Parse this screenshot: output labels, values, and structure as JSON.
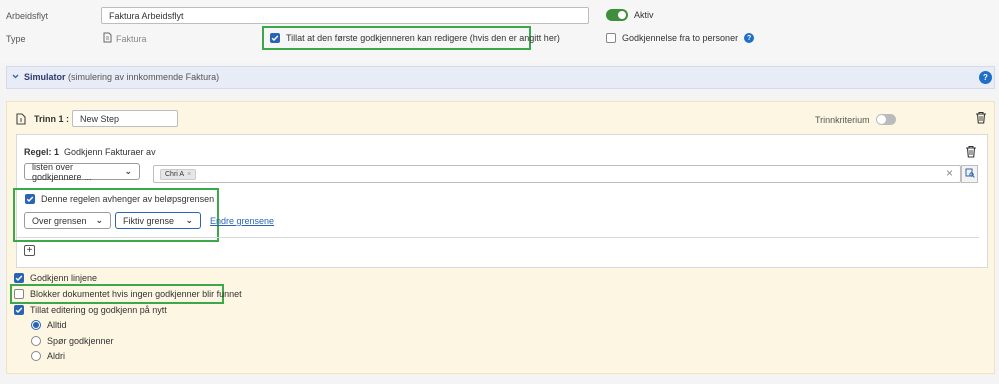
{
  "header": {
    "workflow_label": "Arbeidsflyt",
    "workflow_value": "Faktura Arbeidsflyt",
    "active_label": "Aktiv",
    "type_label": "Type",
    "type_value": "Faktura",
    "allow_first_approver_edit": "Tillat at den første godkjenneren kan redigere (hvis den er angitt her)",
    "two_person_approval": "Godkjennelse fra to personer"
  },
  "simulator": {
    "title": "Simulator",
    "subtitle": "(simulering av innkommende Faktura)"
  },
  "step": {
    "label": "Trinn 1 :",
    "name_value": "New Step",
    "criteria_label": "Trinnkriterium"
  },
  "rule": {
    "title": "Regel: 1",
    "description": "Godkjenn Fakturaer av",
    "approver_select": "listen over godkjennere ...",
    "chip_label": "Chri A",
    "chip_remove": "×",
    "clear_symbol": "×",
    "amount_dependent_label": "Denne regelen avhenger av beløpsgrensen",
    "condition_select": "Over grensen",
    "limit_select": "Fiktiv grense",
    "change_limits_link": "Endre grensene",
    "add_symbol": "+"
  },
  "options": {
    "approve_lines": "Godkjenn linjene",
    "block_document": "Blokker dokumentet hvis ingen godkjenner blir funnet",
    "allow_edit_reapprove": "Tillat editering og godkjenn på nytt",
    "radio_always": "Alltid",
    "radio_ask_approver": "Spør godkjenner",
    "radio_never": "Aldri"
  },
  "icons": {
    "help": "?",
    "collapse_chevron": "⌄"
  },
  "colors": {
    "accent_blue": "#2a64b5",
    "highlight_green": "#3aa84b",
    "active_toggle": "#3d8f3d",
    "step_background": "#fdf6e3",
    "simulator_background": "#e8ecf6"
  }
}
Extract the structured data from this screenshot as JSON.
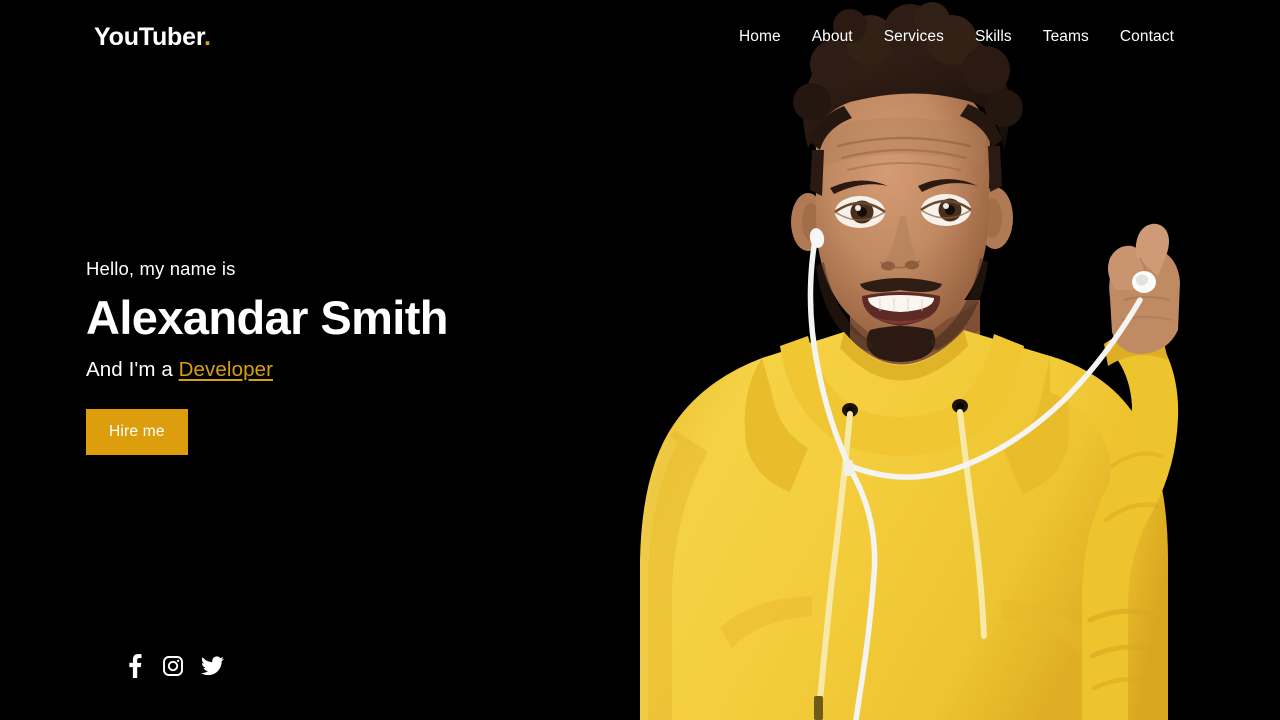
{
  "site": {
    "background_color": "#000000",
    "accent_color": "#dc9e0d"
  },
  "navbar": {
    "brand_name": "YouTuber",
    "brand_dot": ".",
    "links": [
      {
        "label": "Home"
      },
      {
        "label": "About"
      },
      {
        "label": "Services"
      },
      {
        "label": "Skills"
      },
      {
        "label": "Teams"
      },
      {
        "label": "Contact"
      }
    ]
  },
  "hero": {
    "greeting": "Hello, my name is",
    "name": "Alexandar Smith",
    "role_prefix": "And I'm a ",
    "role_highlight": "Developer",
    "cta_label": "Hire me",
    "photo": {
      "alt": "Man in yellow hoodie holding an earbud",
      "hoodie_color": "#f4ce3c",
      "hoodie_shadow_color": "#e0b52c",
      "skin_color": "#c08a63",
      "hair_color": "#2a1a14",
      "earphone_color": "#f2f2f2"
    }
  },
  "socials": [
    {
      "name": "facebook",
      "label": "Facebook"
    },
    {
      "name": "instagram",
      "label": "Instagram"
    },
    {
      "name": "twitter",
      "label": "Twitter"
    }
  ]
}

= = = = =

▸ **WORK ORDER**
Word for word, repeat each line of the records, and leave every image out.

▸ **WRITTEN REPLY**
Parse this screenshot: output labels, values, and structure as JSON.
{
  "header": {
    "workflow_label": "Arbeidsflyt",
    "workflow_value": "Faktura Arbeidsflyt",
    "active_label": "Aktiv",
    "type_label": "Type",
    "type_value": "Faktura",
    "allow_first_approver_edit": "Tillat at den første godkjenneren kan redigere (hvis den er angitt her)",
    "two_person_approval": "Godkjennelse fra to personer"
  },
  "simulator": {
    "title": "Simulator",
    "subtitle": "(simulering av innkommende Faktura)"
  },
  "step": {
    "label": "Trinn 1 :",
    "name_value": "New Step",
    "criteria_label": "Trinnkriterium"
  },
  "rule": {
    "title": "Regel: 1",
    "description": "Godkjenn Fakturaer av",
    "approver_select": "listen over godkjennere ...",
    "chip_label": "Chri A",
    "chip_remove": "×",
    "clear_symbol": "×",
    "amount_dependent_label": "Denne regelen avhenger av beløpsgrensen",
    "condition_select": "Over grensen",
    "limit_select": "Fiktiv grense",
    "change_limits_link": "Endre grensene",
    "add_symbol": "+"
  },
  "options": {
    "approve_lines": "Godkjenn linjene",
    "block_document": "Blokker dokumentet hvis ingen godkjenner blir funnet",
    "allow_edit_reapprove": "Tillat editering og godkjenn på nytt",
    "radio_always": "Alltid",
    "radio_ask_approver": "Spør godkjenner",
    "radio_never": "Aldri"
  },
  "icons": {
    "help": "?",
    "collapse_chevron": "⌄"
  },
  "colors": {
    "accent_blue": "#2a64b5",
    "highlight_green": "#3aa84b",
    "active_toggle": "#3d8f3d",
    "step_background": "#fdf6e3",
    "simulator_background": "#e8ecf6"
  }
}
Extract the structured data from this screenshot as JSON.
{
  "site": {
    "background_color": "#000000",
    "accent_color": "#dc9e0d"
  },
  "navbar": {
    "brand_name": "YouTuber",
    "brand_dot": ".",
    "links": [
      {
        "label": "Home"
      },
      {
        "label": "About"
      },
      {
        "label": "Services"
      },
      {
        "label": "Skills"
      },
      {
        "label": "Teams"
      },
      {
        "label": "Contact"
      }
    ]
  },
  "hero": {
    "greeting": "Hello, my name is",
    "name": "Alexandar Smith",
    "role_prefix": "And I'm a ",
    "role_highlight": "Developer",
    "cta_label": "Hire me",
    "photo": {
      "alt": "Man in yellow hoodie holding an earbud",
      "hoodie_color": "#f4ce3c",
      "hoodie_shadow_color": "#e0b52c",
      "skin_color": "#c08a63",
      "hair_color": "#2a1a14",
      "earphone_color": "#f2f2f2"
    }
  },
  "socials": [
    {
      "name": "facebook",
      "label": "Facebook"
    },
    {
      "name": "instagram",
      "label": "Instagram"
    },
    {
      "name": "twitter",
      "label": "Twitter"
    }
  ]
}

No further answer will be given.